Monday, July 27, 2009


Here is a rather short and short-sided article written by CNN Money about an "endangered breed" of "family doctors."

Interestingly, it ends with asking the question:

Should specialists, nurse practitioners and physician assistants be encouraged to fill in the gap left by shortage of primary care doctors? We want to hear about your experiences.

Now, the article mentions nothing about NPs or PAs yet asks for reader experiences. Fair enough. However, the barrage of degrading and insulting comments from self-identified physicians and others in healthcare are downright angry. I wonder what impact this has on their patient care.

Friday, July 24, 2009

Get it Right

The media has picked up a story of a tragic alcohol-related death of a 16 year old male. His autopsy reportedly revealed a relatively low blood alcohol level but high levels of papaverine, a drug sometimes used to treat erectile dysfunction in men. What do the headlines read?

Erectile drug mystery in teen's death at party

Traces of erectile drug found in dead teen

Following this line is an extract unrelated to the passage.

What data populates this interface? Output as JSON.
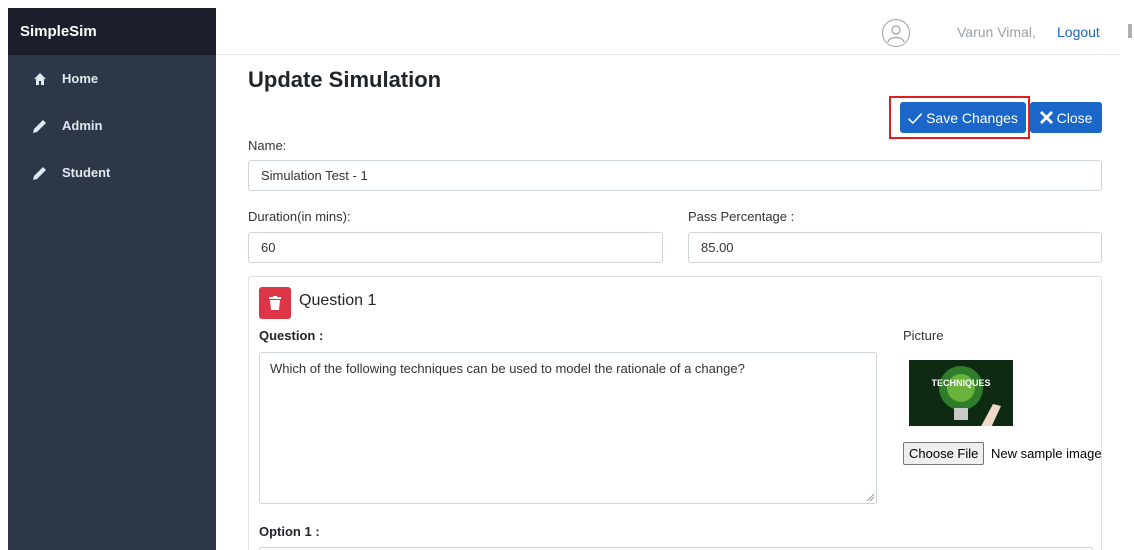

The problem here is that papaverine needs to be INJECTED into the penis to work for erectile dysfunction. Oral forms of papavarine are not routinely used and will do nothing for erectile issues. The headlines can cause people to panic because the complete medical information is not presented in the articles. This boy suffocated on his own vomit when he was unconscious due to a combination of alcohol and this medication found in his bloodstream. Questions surround why this medication was found in his bloodstream and perhaps these articles were crafted to bring increased attention to the case as his family were growing frustrated with the investigation (Orinda mother calls death investigation 'shockingly passive').

Nonetheless, a tragedy such as this should highlight the need for teen education when we are talking about toxic drinking. A new program has begun at Stonybrook University in Long Island, New York called the Red Watch Band that specifically covers this topic. This project was started after a Stonybrook faculty member lost her own son, a college freshman while away at another college, to an alcohol overdose.

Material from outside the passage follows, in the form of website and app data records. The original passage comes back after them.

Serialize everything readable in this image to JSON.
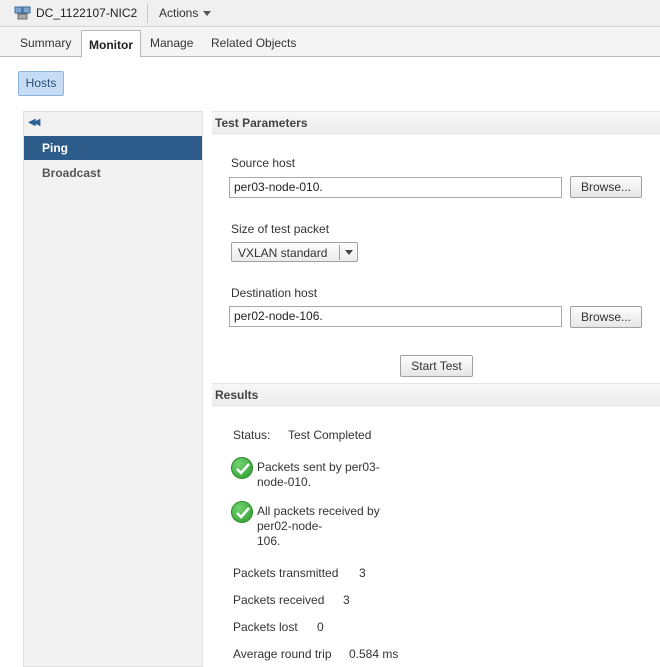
{
  "window": {
    "title": "DC_1122107-NIC2",
    "actions_label": "Actions",
    "object_icon": "network-object-icon"
  },
  "tabs": [
    {
      "label": "Summary"
    },
    {
      "label": "Monitor"
    },
    {
      "label": "Manage"
    },
    {
      "label": "Related Objects"
    }
  ],
  "active_tab": "Monitor",
  "subnav": {
    "hosts_label": "Hosts"
  },
  "sidebar": {
    "collapse_icon": "double-chevron-left-icon",
    "items": [
      {
        "label": "Ping",
        "selected": true
      },
      {
        "label": "Broadcast",
        "selected": false
      }
    ]
  },
  "test_params": {
    "header": "Test Parameters",
    "source_host_label": "Source host",
    "source_host_value": "per03-node-010.",
    "browse_label": "Browse...",
    "packet_size_label": "Size of test packet",
    "packet_size_value": "VXLAN standard",
    "dest_host_label": "Destination host",
    "dest_host_value": "per02-node-106.",
    "start_test_label": "Start Test"
  },
  "results": {
    "header": "Results",
    "status_label": "Status:",
    "status_value": "Test Completed",
    "messages": [
      {
        "lines": [
          "Packets sent by per03-",
          "node-010."
        ],
        "icon": "success-check-icon"
      },
      {
        "lines": [
          "All packets received by",
          "per02-node-",
          "106."
        ],
        "icon": "success-check-icon"
      }
    ],
    "stats": [
      {
        "label": "Packets transmitted",
        "value": "3"
      },
      {
        "label": "Packets received",
        "value": "3"
      },
      {
        "label": "Packets lost",
        "value": "0"
      },
      {
        "label": "Average round trip",
        "value": "0.584 ms"
      }
    ]
  },
  "colors": {
    "accent": "#2d5b8a",
    "success": "#2e9a2e",
    "hosts_button": "#c7ddf5"
  }
}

When used properly with consultation from your health care provider, there is little need to worry about the FDA oral prescription medication (Viagra, Cialis and Levitra) or injectable medications (Edex, papavarine) used to treat erectile dysfunction although reading only these headlines may cause you to think otherwise.

Wednesday, July 15, 2009

WOW - Obama on Nurses

Here is some validation for the work that we do as recognized by our Commander in Chief. Thank you, Mr. President. Now its time to "Buck up!"


Here is a great initiative that the Institute of Medicine and the Robert Wood Johnson Foundation has launched on the Future of Nursing in America.

This gives a wonderful depiction on how nurses and nurse practitioners will be part of providing the solution to health care reform. As we have sensational portrayals of nurses in such recent series as Nurse Jackie and HawthoRNe, it is refreshing to have a vivid description of the impact nurses have in health care in America. This goes beyond the petty back and forth between other health care providers that is good for TV and some blogs and puts us on the high road - that is, taking better care of our patients, their families and our communities. And quite frankly, that to me is what it's all about.

Friday, July 10, 2009


A friend of mine was recently browsing McNeill's Monistat website and noted that their "Ask the Expert" section is authored by a team of Nurse Practitioners. Kudos to McNeill for utilizing NPs as experts in women's health.